New Zealand were 427 for seven at tea on Friday, with the New Zealand captain on 207 not out.
Fleming and fellow left-hander James Franklin (46 not out) put on a record unbeaten 148 for the eighth wicket to take the advantage away from South Africa.
Both benefitted from dropped catches. Fleming gave a straightforward chance to first slip off Dale Steyn five balls after lunch when he was on 136, while Franklin was put down by Jacques Kallis, diving far to his left at second slip, off Makhaya Ntini when he 28.
Two runs later Franklin survived a concerted appeal for a catch behind off Ntini. In the next over he was struck on the helmet by a bouncer from Ntini and fell to the ground before resuming after treatment.
Apart from the dropped catch, it was a masterly performance by Fleming. He acknowledged after reaching his century on the first day that he did not have a good record of converting fifties into hundreds, but he has now turned three out of nine centuries into doubles.
Fleming went past the previous highest score by a New Zealander against South Africa, 170 by Scott Styris in Auckland in 2003/04, and went on to notch the highest score by a visiting player in 40 Tests at Newlands, beating the 189 by Jim Burke for Australia in 1957/58.
Fleming reached his double century off 331 balls with 28 fours, with his second hundred made off 141 deliveries.
Franklin, who has made a first-class double century, confirmed his reputation as a capable batsman as he and Fleming humbled the South African bowlers on an easy-paced pitch. It was the best eighth wicket stand in Tests between the two countries.
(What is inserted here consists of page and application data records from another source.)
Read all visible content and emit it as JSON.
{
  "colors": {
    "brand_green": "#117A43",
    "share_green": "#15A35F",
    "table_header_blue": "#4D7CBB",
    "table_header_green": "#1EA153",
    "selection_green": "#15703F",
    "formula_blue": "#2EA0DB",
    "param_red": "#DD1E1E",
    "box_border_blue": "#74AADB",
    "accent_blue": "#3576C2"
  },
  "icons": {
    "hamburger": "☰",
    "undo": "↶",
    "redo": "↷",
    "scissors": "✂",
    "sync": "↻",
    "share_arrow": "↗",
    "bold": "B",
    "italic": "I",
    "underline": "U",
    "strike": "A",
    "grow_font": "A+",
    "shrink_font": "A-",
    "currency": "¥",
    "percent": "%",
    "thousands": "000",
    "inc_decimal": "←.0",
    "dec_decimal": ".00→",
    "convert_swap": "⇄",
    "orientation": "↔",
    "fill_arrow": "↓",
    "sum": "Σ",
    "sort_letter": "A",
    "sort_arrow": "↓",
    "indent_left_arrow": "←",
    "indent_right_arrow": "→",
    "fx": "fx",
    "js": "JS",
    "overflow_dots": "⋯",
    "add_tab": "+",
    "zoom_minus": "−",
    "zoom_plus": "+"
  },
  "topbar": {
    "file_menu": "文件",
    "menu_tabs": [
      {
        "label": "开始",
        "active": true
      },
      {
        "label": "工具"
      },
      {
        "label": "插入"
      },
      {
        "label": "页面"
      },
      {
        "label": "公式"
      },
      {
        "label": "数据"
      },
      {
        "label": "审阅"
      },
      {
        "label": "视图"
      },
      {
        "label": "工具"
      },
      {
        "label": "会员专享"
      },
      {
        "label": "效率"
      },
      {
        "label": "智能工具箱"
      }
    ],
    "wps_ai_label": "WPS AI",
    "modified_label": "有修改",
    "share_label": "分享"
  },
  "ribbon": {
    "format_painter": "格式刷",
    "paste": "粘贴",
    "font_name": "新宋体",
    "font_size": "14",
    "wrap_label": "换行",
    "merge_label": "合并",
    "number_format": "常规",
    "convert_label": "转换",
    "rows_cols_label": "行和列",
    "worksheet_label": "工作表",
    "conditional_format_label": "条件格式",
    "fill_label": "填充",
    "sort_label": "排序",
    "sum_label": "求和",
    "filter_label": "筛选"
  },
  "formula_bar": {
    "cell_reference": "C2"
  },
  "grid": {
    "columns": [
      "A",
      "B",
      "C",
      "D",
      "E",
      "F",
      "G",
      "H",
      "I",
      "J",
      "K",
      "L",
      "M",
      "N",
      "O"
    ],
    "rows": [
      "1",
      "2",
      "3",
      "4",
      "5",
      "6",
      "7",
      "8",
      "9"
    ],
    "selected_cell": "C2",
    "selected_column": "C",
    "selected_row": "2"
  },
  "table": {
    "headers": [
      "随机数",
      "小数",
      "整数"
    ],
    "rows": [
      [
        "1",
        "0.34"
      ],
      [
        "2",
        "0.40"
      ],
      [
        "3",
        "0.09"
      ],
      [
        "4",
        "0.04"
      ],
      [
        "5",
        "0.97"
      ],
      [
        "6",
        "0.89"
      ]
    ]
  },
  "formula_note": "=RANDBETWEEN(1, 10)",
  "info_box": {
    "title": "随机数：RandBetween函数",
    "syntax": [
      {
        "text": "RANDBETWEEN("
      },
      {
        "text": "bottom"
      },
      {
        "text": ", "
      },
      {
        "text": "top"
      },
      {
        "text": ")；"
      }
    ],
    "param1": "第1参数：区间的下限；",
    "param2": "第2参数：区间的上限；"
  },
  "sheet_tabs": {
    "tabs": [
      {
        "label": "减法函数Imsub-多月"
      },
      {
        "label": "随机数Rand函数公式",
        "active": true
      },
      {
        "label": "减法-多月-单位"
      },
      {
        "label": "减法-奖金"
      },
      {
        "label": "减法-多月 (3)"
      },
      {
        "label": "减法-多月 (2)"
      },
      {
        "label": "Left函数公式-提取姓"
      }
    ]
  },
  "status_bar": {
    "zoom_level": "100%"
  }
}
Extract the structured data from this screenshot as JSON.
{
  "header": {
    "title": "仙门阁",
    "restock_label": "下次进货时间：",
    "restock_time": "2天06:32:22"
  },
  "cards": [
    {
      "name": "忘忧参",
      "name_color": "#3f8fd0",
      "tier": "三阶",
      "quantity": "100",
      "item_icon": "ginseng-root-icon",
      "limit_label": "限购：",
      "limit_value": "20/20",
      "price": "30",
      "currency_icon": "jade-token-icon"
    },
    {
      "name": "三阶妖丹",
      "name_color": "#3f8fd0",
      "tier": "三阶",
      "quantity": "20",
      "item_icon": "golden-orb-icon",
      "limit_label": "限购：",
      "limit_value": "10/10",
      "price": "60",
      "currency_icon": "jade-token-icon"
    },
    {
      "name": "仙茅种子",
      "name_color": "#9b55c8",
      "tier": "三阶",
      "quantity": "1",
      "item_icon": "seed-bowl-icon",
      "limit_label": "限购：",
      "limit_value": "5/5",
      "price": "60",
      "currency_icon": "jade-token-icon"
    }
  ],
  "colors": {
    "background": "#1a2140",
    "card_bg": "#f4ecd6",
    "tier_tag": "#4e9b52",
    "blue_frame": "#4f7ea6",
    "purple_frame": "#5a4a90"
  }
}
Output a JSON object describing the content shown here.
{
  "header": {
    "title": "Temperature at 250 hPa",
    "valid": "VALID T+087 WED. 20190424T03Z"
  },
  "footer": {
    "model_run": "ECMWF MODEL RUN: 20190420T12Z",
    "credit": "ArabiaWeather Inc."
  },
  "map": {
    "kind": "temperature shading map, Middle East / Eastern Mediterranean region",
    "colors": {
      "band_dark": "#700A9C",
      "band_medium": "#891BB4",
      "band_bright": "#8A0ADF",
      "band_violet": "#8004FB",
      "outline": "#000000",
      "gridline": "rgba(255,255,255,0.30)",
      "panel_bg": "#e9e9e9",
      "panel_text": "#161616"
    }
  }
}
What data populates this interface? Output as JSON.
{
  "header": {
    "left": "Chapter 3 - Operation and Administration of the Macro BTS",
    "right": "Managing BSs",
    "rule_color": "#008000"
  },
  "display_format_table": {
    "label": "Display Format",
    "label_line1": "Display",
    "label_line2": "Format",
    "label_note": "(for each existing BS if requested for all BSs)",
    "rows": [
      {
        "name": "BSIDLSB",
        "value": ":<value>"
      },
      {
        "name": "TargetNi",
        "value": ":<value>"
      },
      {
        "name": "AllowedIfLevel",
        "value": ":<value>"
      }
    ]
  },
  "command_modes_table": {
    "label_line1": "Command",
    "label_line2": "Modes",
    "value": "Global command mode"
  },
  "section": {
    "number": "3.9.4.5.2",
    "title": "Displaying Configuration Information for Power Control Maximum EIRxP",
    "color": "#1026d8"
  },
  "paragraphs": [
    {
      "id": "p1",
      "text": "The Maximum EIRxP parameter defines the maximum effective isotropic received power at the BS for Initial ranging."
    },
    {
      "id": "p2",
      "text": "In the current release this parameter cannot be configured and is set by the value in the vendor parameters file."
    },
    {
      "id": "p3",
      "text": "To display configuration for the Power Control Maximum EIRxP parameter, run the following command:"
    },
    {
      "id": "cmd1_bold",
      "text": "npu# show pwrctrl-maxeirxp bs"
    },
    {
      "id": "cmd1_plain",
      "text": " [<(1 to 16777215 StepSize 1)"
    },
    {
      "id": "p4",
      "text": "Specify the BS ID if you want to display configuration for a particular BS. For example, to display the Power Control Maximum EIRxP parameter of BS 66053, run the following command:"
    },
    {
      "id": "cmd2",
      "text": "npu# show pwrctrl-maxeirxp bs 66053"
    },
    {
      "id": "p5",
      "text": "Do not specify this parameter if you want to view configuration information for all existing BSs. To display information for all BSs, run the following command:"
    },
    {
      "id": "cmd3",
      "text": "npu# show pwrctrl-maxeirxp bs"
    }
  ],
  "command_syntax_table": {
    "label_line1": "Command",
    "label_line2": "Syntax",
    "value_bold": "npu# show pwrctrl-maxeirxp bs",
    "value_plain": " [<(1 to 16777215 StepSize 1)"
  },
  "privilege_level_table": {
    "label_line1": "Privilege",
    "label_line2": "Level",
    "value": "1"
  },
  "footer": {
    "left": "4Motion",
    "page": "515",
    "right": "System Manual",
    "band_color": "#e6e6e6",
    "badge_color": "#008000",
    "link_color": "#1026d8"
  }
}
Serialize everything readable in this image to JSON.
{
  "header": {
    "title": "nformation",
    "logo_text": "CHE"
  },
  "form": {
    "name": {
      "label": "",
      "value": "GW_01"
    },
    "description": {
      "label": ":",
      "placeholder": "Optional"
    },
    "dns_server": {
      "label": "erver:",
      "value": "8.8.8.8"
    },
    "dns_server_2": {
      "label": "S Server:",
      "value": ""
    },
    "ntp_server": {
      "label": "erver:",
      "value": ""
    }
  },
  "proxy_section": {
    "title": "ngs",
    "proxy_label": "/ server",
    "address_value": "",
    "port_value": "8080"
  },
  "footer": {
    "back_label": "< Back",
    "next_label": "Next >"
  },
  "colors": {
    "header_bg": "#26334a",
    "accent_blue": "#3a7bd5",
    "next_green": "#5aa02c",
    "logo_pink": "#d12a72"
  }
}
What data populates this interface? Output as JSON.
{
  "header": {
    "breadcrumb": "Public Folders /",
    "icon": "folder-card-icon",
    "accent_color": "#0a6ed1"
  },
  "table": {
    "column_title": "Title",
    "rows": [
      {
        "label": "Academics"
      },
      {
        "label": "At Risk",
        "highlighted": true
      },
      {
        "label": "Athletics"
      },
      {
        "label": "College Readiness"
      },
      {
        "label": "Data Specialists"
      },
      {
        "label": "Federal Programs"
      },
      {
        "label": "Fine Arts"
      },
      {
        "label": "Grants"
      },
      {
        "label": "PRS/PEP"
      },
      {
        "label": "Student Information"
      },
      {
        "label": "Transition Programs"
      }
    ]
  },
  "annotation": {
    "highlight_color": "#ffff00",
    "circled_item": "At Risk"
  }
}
The only wicket to fall was that of Daniel Vettori, in the third over of the day and the first with the second new ball. Vettori pulled Ntini's first delivery for four but in trying to repeat the shot two balls later he spooned a catch to Andre Nel at mid-on.
Instead of whipping through the rest of the batting, South Africa's bowlers failed to find a consistent line and length and did not manage to bowl a maiden until Kallis sent down the 36th over of the day. By then New Zealand were in command.
The start of play was again affected by the vagaries of Cape Town's autumn weather. After a delay on the first day because of dew, a portable hovercraft was brought in to dry the outfield, but fog swept over the ground and play only started 55 minutes before lunch, with 83 overs scheduled for the day.
South Africa lead the three-match series 1-0.